====== Data provided ======

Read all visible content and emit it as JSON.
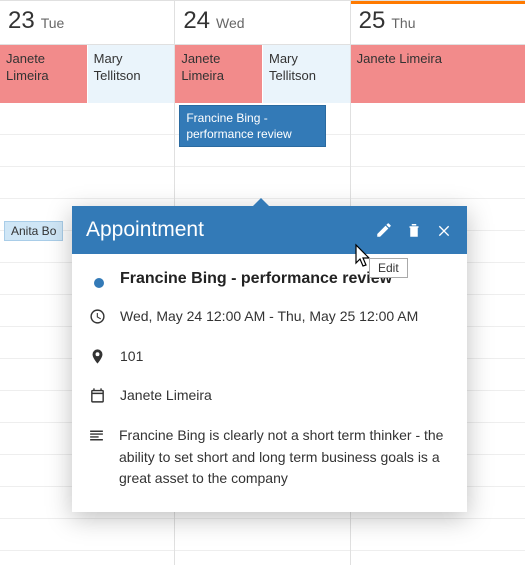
{
  "days": [
    {
      "num": "23",
      "name": "Tue",
      "selected": false,
      "allDay": [
        {
          "text": "Janete Limeira",
          "cls": "pink"
        },
        {
          "text": "Mary Tellitson",
          "cls": "blue-lt"
        }
      ]
    },
    {
      "num": "24",
      "name": "Wed",
      "selected": false,
      "allDay": [
        {
          "text": "Janete Limeira",
          "cls": "pink"
        },
        {
          "text": "Mary Tellitson",
          "cls": "blue-lt"
        }
      ],
      "event": "Francine Bing - performance review"
    },
    {
      "num": "25",
      "name": "Thu",
      "selected": true,
      "allDay": [
        {
          "text": "Janete Limeira",
          "cls": "pink"
        }
      ]
    }
  ],
  "anita": "Anita Bo",
  "popup": {
    "title": "Appointment",
    "subject": "Francine Bing - performance review",
    "time": "Wed, May 24 12:00 AM - Thu, May 25 12:00 AM",
    "location": "101",
    "organizer": "Janete Limeira",
    "notes": "Francine Bing is clearly not a short term thinker - the ability to set short and long term business goals is a great asset to the company",
    "editTooltip": "Edit"
  }
}
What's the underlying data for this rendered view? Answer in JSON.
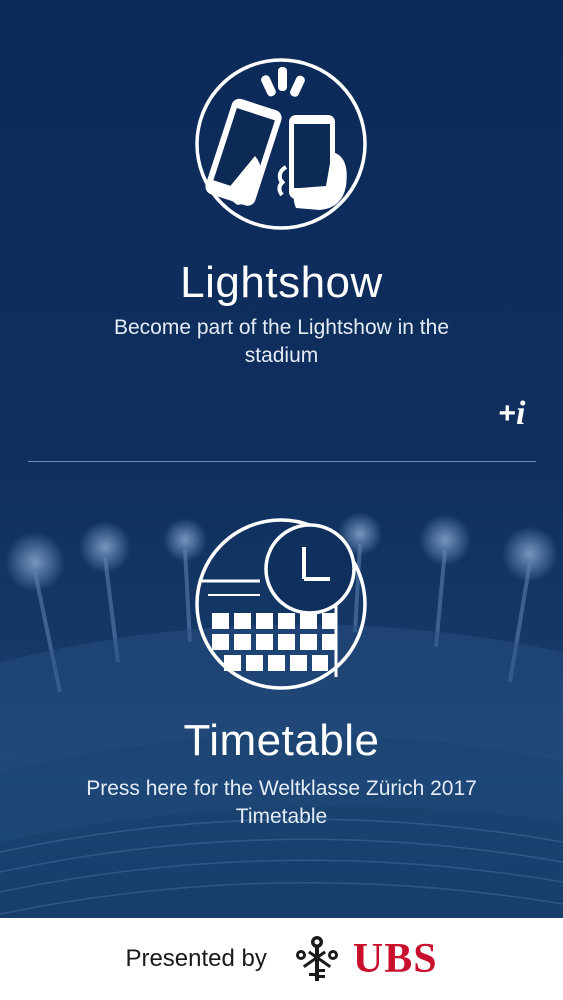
{
  "lightshow": {
    "title": "Lightshow",
    "description": "Become part of the Lightshow in the stadium",
    "icon": "phone-hands-icon",
    "info_button": {
      "plus": "+",
      "i": "i"
    }
  },
  "timetable": {
    "title": "Timetable",
    "description": "Press here for the Weltklasse Zürich 2017 Timetable",
    "icon": "calendar-clock-icon"
  },
  "footer": {
    "presented_by": "Presented by",
    "brand": "UBS",
    "brand_color": "#c8102e",
    "logo_icon": "ubs-keys-icon"
  },
  "colors": {
    "background": "#0d2a55",
    "accent_text": "#ffffff"
  }
}
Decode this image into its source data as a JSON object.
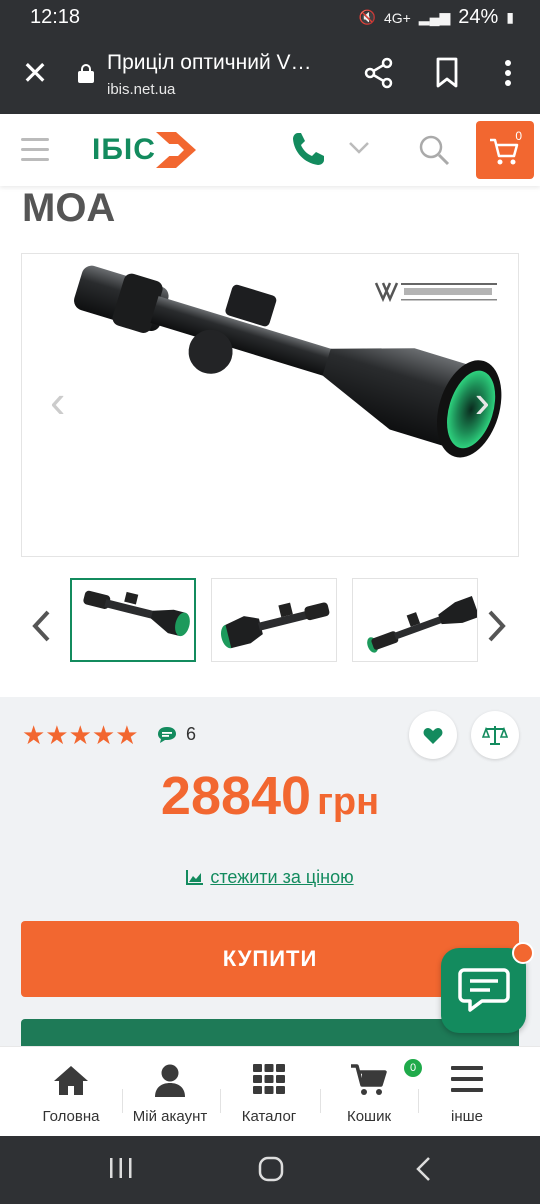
{
  "status_bar": {
    "time": "12:18",
    "battery": "24%",
    "network": "4G+"
  },
  "browser": {
    "tab_title": "Приціл оптичний V…",
    "url": "ibis.net.ua"
  },
  "site": {
    "logo_text": "ІБІС",
    "cart_count": "0"
  },
  "product": {
    "title_tail": "MOA",
    "rating_stars": "★★★★★",
    "review_count": "6",
    "price_value": "28840",
    "price_currency": "грн",
    "watch_price_link": "стежити за ціною",
    "buy_button": "КУПИТИ",
    "gallery": {
      "prev_icon": "‹",
      "next_icon": "›"
    },
    "brand_watermark": "VORTEX The Force of Optics"
  },
  "bottom_nav": {
    "items": [
      {
        "label": "Головна",
        "icon": "home-icon"
      },
      {
        "label": "Мій акаунт",
        "icon": "user-icon"
      },
      {
        "label": "Каталог",
        "icon": "grid-icon"
      },
      {
        "label": "Кошик",
        "icon": "cart-icon",
        "badge": "0"
      },
      {
        "label": "інше",
        "icon": "menu-icon"
      }
    ]
  },
  "colors": {
    "brand_green": "#138b5e",
    "accent_orange": "#f26730",
    "dark_bar": "#2f3134"
  }
}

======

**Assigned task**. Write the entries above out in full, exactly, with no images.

**Task solution**.
Read all visible content and emit it as JSON.
{
  "days": [
    {
      "num": "23",
      "name": "Tue",
      "selected": false,
      "allDay": [
        {
          "text": "Janete Limeira",
          "cls": "pink"
        },
        {
          "text": "Mary Tellitson",
          "cls": "blue-lt"
        }
      ]
    },
    {
      "num": "24",
      "name": "Wed",
      "selected": false,
      "allDay": [
        {
          "text": "Janete Limeira",
          "cls": "pink"
        },
        {
          "text": "Mary Tellitson",
          "cls": "blue-lt"
        }
      ],
      "event": "Francine Bing - performance review"
    },
    {
      "num": "25",
      "name": "Thu",
      "selected": true,
      "allDay": [
        {
          "text": "Janete Limeira",
          "cls": "pink"
        }
      ]
    }
  ],
  "anita": "Anita Bo",
  "popup": {
    "title": "Appointment",
    "subject": "Francine Bing - performance review",
    "time": "Wed, May 24 12:00 AM - Thu, May 25 12:00 AM",
    "location": "101",
    "organizer": "Janete Limeira",
    "notes": "Francine Bing is clearly not a short term thinker - the ability to set short and long term business goals is a great asset to the company",
    "editTooltip": "Edit"
  }
}
What's the underlying data for this rendered view? Answer in JSON.
{
  "lightshow": {
    "title": "Lightshow",
    "description": "Become part of the Lightshow in the stadium",
    "icon": "phone-hands-icon",
    "info_button": {
      "plus": "+",
      "i": "i"
    }
  },
  "timetable": {
    "title": "Timetable",
    "description": "Press here for the Weltklasse Zürich 2017 Timetable",
    "icon": "calendar-clock-icon"
  },
  "footer": {
    "presented_by": "Presented by",
    "brand": "UBS",
    "brand_color": "#c8102e",
    "logo_icon": "ubs-keys-icon"
  },
  "colors": {
    "background": "#0d2a55",
    "accent_text": "#ffffff"
  }
}
Decode this image into its source data as a JSON object.
{
  "status_bar": {
    "time": "12:18",
    "battery": "24%",
    "network": "4G+"
  },
  "browser": {
    "tab_title": "Приціл оптичний V…",
    "url": "ibis.net.ua"
  },
  "site": {
    "logo_text": "ІБІС",
    "cart_count": "0"
  },
  "product": {
    "title_tail": "MOA",
    "rating_stars": "★★★★★",
    "review_count": "6",
    "price_value": "28840",
    "price_currency": "грн",
    "watch_price_link": "стежити за ціною",
    "buy_button": "КУПИТИ",
    "gallery": {
      "prev_icon": "‹",
      "next_icon": "›"
    },
    "brand_watermark": "VORTEX The Force of Optics"
  },
  "bottom_nav": {
    "items": [
      {
        "label": "Головна",
        "icon": "home-icon"
      },
      {
        "label": "Мій акаунт",
        "icon": "user-icon"
      },
      {
        "label": "Каталог",
        "icon": "grid-icon"
      },
      {
        "label": "Кошик",
        "icon": "cart-icon",
        "badge": "0"
      },
      {
        "label": "інше",
        "icon": "menu-icon"
      }
    ]
  },
  "colors": {
    "brand_green": "#138b5e",
    "accent_orange": "#f26730",
    "dark_bar": "#2f3134"
  }
}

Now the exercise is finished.